Australian actor Steve Bastoni providing filmmaking workshops with co-directors Shayne Thomson and Kandy Curran and the workshops paid off with a many attendees making outstanding short films for the Fest. Kandy Curran said “Steve helped us to see the enormous potential for the Mud and Saltwater Film Fest to appeal to audiences from around the world, given the Kimberley’s dramatic
coastal scenery and fascinating stories about life in such a wild region. The feedback from the 800 strong crowd was exceptional, with the audience loving the diversity of films, which included comedy, animation, aerial cinematography, documentary, drama and music video. The next Mud and Saltwater Short Film Fest will be held in 2019.
The publication of memoir on the dinosaur track fauna on the coast of the Dampier Peninsula has stampeded its way across global media networks, making Broome even more famous.
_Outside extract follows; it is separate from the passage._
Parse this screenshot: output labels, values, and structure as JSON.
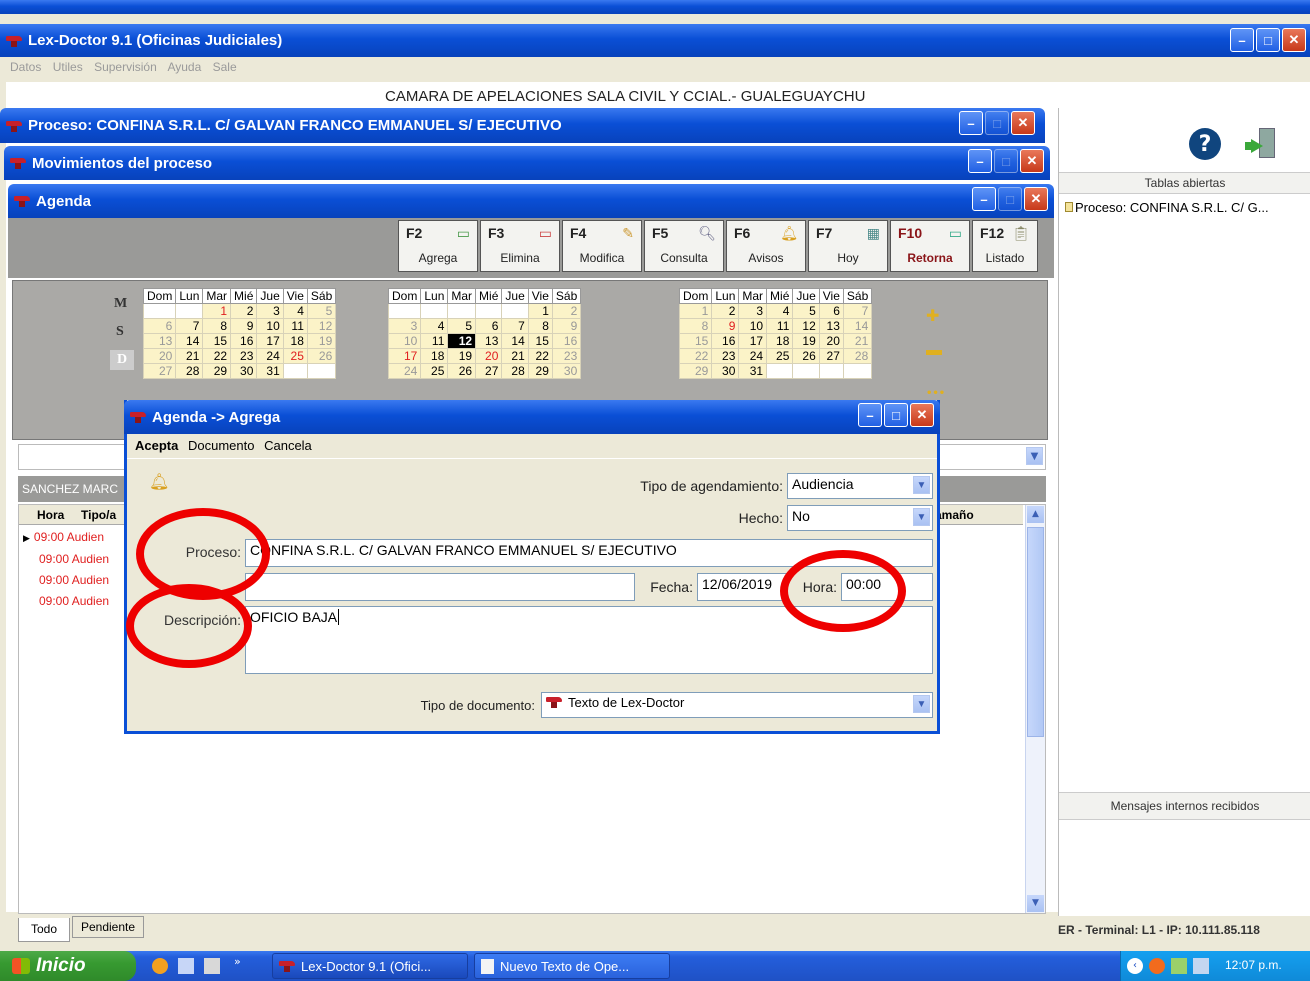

An unprecedented 21 different types of dinosaur tracks have been identified on a 25km stretch of coast around Walmadany (James Price Point) on the Dampier Peninsula, WA. Palaeontologists from The University of Queensland and James Cook University braved sharks, crocodiles, massive tides and the threat of development to unveil the most diverse assemblage of dinosaur tracks in the world in 127 to 140 million year old rocks in the remote Kimberley region of WA.
Lead author Dr Steve Salisbury said the diversity of the tracks around Walmadany (James Price Point) globally unparalleled and the area the “Cretaceous equivalent of the Serengeti”.
“It is extremely significant, forming the primary record of non-avian dinosaurs in the western half the continent and providing the only glimpse of Australia’s dinosaur fauna during the first half of the early Cretaceous Period. Walmadany is such a magical place –
Australia’s own Jurassic Park, in a spectacular setting.”Dr Salisbury said.
Roebuck Bay Working Group is comprised of Traditional Owners and government, local community, conservation groups and business. We work collaboratively to solve issues, raise awareness and encourage research and monitoring which supports responsible management and protection of Roebuck Bay.